= Work to be completed =
Scan the material for the word "flink" and copy each line where it occurs.

════════════════

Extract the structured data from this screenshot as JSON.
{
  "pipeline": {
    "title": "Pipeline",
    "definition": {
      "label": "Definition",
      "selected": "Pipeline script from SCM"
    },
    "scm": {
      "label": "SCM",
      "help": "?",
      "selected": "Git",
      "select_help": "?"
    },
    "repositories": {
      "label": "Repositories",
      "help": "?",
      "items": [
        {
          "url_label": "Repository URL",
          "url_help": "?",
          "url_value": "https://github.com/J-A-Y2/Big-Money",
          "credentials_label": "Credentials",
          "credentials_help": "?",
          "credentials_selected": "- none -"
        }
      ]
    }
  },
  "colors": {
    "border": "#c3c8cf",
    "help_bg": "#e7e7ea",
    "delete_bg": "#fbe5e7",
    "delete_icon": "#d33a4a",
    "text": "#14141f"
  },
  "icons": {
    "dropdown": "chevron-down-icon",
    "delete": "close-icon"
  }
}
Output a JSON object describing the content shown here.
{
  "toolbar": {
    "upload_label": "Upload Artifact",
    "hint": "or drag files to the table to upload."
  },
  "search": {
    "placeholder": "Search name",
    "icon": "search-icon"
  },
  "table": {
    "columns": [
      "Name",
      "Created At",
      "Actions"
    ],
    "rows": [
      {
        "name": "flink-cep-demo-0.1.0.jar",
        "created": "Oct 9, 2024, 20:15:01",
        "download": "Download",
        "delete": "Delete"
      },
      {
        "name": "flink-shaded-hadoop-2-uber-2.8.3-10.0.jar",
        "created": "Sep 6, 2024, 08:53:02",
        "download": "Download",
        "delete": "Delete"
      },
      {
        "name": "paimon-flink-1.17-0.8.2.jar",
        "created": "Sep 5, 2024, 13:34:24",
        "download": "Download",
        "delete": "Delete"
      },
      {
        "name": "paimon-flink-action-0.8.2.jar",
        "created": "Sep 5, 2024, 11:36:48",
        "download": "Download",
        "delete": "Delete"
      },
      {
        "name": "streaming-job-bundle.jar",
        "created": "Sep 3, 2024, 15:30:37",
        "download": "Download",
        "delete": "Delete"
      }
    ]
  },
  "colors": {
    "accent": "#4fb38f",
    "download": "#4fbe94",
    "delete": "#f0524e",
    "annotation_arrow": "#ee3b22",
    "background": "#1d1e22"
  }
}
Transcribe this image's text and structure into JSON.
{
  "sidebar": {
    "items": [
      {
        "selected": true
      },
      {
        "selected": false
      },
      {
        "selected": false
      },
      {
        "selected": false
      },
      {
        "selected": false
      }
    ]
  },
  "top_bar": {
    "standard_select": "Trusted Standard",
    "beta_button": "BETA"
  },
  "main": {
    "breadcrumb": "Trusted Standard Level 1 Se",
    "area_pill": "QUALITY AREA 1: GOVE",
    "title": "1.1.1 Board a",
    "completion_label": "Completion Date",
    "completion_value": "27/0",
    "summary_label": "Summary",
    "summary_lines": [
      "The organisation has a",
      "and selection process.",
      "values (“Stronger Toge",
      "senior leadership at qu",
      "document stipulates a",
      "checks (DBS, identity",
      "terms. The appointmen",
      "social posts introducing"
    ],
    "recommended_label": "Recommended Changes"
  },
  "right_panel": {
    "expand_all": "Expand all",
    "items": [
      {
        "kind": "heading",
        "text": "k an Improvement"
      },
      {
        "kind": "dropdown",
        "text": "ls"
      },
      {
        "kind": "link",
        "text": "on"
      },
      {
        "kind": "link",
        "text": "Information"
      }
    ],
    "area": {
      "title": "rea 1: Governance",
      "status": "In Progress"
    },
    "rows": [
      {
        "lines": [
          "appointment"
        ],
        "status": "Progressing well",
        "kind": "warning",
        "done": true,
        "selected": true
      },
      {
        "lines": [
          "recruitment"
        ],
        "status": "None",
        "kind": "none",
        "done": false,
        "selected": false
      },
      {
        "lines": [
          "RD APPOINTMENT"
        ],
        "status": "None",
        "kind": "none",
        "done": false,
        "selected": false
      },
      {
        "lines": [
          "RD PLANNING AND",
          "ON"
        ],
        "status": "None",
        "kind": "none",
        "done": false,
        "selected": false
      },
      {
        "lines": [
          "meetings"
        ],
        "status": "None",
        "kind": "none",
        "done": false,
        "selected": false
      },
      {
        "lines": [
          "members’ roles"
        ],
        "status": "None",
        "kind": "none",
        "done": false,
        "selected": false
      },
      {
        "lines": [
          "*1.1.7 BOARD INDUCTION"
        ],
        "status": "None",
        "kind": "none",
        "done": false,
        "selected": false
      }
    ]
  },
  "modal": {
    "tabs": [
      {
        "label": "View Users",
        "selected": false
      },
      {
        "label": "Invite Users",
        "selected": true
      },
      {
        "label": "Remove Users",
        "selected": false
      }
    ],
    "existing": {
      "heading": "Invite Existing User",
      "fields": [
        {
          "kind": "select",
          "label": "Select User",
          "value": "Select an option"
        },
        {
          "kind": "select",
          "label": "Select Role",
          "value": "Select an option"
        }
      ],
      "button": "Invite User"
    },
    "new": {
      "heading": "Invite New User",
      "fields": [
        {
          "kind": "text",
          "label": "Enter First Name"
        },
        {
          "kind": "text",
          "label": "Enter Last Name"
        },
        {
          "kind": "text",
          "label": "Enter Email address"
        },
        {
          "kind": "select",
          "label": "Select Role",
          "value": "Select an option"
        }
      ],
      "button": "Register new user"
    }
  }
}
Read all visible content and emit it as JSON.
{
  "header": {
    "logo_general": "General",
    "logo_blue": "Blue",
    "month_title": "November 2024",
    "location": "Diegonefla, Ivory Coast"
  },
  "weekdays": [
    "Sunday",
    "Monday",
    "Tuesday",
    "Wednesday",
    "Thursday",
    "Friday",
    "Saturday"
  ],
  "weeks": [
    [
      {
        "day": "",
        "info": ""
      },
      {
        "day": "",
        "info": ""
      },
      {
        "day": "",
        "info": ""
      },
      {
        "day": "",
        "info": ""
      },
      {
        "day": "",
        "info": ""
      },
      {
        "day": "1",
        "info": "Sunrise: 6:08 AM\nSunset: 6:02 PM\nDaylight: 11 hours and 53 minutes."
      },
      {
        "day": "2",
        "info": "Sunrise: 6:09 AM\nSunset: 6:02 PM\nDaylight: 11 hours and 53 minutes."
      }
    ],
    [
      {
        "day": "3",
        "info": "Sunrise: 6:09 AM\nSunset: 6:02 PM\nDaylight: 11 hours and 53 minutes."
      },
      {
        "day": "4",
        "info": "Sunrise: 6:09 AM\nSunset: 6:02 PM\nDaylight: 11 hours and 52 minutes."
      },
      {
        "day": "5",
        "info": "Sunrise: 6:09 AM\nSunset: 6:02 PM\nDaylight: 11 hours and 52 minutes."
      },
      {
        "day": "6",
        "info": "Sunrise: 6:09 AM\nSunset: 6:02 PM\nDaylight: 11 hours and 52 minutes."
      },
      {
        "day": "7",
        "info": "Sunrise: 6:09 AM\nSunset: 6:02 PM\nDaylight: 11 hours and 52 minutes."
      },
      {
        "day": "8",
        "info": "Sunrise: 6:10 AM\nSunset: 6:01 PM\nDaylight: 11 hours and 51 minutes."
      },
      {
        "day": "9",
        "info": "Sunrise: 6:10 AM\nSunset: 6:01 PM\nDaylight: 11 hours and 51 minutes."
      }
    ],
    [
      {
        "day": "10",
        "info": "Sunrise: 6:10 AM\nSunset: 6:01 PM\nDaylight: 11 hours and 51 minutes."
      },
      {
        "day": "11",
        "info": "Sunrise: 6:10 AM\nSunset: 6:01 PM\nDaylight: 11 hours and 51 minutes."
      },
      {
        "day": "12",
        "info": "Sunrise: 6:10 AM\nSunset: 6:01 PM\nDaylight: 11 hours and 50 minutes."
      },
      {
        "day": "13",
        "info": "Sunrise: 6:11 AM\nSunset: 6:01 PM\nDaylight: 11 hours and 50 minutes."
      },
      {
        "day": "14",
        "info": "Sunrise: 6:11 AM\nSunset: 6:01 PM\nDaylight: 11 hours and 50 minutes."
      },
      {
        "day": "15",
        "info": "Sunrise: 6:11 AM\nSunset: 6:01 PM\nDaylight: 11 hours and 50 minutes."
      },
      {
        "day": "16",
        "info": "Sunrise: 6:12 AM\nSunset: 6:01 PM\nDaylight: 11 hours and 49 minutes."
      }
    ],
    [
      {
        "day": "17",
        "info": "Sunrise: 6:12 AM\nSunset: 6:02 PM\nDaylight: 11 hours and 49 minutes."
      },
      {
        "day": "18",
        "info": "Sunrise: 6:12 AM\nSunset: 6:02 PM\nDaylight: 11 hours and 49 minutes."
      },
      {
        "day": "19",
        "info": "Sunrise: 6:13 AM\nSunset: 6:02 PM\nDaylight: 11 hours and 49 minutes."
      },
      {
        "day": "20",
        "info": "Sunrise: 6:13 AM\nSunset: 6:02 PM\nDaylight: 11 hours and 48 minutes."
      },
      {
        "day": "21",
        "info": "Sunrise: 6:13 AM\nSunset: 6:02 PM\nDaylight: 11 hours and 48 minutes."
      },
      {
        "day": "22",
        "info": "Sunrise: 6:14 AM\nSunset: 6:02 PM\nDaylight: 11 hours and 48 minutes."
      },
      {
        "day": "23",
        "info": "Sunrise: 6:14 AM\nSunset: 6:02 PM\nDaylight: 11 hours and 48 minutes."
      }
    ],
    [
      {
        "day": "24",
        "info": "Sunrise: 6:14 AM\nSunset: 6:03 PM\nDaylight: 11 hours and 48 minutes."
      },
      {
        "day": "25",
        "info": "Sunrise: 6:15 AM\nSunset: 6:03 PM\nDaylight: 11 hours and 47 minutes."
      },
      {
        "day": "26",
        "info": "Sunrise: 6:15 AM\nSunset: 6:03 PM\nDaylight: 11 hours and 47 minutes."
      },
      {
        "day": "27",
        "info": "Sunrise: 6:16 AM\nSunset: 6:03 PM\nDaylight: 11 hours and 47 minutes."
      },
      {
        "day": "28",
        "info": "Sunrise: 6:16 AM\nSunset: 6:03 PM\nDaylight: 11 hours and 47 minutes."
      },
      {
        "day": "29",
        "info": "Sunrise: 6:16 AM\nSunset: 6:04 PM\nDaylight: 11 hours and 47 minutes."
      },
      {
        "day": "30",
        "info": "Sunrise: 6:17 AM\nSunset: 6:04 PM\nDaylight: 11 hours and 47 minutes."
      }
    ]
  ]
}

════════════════

= Response area =
        "name": "flink-cep-demo-0.1.0.jar",
        "name": "flink-shaded-hadoop-2-uber-2.8.3-10.0.jar",
        "name": "paimon-flink-1.17-0.8.2.jar",
        "name": "paimon-flink-action-0.8.2.jar",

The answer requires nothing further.